In the 21st century, the Church of Sweden has lost its dominant position with regard to the ritualization of birth, marriage, and death. Above all, civil ceremonies have become more common. These are very free in form and content, but ritual actors often make them similar to church rituals. This article aims to investigate how practices used in ritualization in religious organizations are transferred to and given meaning in a civil context. In the study, 12 narrators talked about experiences of name-giving ceremonies, civil weddings, and civil funerals that they had designed and experienced. The results show that ritual actors’ social, religious, and cultural contexts have an impact on how ritual transfer is undertaken and given meaning. Civil ceremonies can connect to, as well as express resistance toward, religious organizations, religious traditions, and beliefs.
Occult reality is a stream in reality TV, and part of a transnational franchise industry where adaptations of program concepts are being made in new contexts. This article scrutinizes the introduction and developments of occult reality in Sweden. The article answers the following questions: How are Swedish series framed by program concepts from the international TV market? What are the similarities between the narratives and aesthetics in occult reality and that of other TV genres? Which role do genre conventions and program concepts play in shaping contemporary spiritualities and their representations? The main material consists of Swedish versions of occult reality shows. Analytical inspiration is drawn from theories of mediatization and media logic. The article shows a native “occult reality universe” was constructed around The Unknown (Det okända) where mediums cast out spirits from people’s homes. Like several programs in the reality genre, The Unknown creates the events it documents. The Unknown script taps into other scripts from trends both in reality TV and horror fiction, and participants have been given roles and tasks on the basis of those scripts. For mediums, participation in fact implied taking up “house cleansings” as an adaption to the script and franchise.
This study explores notions of calling in management careers in faith-based and religious organisations. What are the similarities and differences between managers’ understanding of their work as a calling in these two types of organisation? How do they negotiate calling in their work? We use interview data from nine middle managers in a faith-based hospital and nine deans in the Evangelical-Lutheran Church of Norway. The article builds on cross-disciplinary literature on calling in working life. We theorise, by using comparisons, how notions of calling are resources for managers when they negotiate identity. Our findings show that the hospital managers respond to the modern meaning-making calling as emanating from within and outside, while the deans also experience the traditional religious calling from above. Such notions blend in our conceptualisation of calling as pluralistic, biographical and present-oriented. Both categories of managers report that their transition into management is guided by an orientation to serve and to promote organisational mission and values.

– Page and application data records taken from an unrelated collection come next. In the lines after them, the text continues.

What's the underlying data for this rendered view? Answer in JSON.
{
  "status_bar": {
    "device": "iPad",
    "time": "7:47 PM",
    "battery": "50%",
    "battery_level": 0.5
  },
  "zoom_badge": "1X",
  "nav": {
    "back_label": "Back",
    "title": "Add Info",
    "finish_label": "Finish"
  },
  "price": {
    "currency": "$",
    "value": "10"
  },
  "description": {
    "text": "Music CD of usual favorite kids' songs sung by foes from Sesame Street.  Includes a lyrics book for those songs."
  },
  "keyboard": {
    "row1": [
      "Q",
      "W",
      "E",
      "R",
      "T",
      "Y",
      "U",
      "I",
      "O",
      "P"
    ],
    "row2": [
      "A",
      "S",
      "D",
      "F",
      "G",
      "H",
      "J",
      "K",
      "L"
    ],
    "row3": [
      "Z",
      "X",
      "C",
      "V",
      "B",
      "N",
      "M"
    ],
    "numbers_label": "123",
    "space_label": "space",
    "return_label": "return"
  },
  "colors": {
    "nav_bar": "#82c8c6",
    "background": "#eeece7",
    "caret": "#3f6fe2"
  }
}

This article presents the orientations to religion found in a study of young Swedes aged 16-24, as well as the association between their orientation to religion and reported contact surface with religion. Drawing on the concept of religious complexity, the exploratory analysis approaches youth and religion in Sweden in light of three simultaneous developments that characterize contemporary Sweden: religious decline, religious diversity, and subjective approaches to religion. Based on survey data from 2014 (n=1019), the findings from a K Means cluster analysis point to four main orientations to religion amongst youth in Sweden: “Unconcerned,” “Believers,” “Belongers” and “Neutrals,” characterized by diverging patterns of self-identification, religious affinity, estimated importance of faith, and religious traditions. Further analysis explored associations between orientations to religion and contact surface with religion in everyday life. By distinguishing between different forms of non-religious positions and expressions of affinity to religion, the study contributes to new insights on religion in Sweden.
Nordic Journal of Religion and Society
2-2019, volume 32
Nordic Journal of Religion and Society (NJRS) is an arena for all disciplines that study the field of relations between religion, churches, religious institutions, culture and society. NJRS is the only Nordic journal devoted to these issues.
Sociology of religion is a key discipline, but NJRS also includes contributions from scholars in psychology of religion, religious studies, church history and theology. The journal only publishes articles in English. NJRS is a referee journal at level 2 in the Norwegian system, and is published twice a year.
Professor and Adjunct professor Inger Furseth, Norway
Professor Mia Lövheim, Sweden
Ann Kristin Gresaker
Associate professor Magdalena Nordin (Review Editor), Sweden
Senior researcher Kimmo Ketola, Finland
Associate professor Lars Laird Iversen, Norway
Assistant professor Tomas Axelson, Sweden
Professor Pétur Pétursson, Iceland
Professor Margit Warburg, Denmark
Design og typesetting: Type-it AS, Trondheim
ISSN online: 1890-7008
Copyright: Material reproduced in the journal is governed at all times by the current regulations of the standard contract agreement concerning publication of a work of literature in journals, between Den Norsk Forleggerforening og Norsk faglitterær forfatter og oversetterforening, see also www.nffo.no.
The journal is published with the support of Nordic Board for Periodicals in the Humanities and Social Sciences (NOP-HS) and KIFO, Institute for Church, Religion and Worldview Research.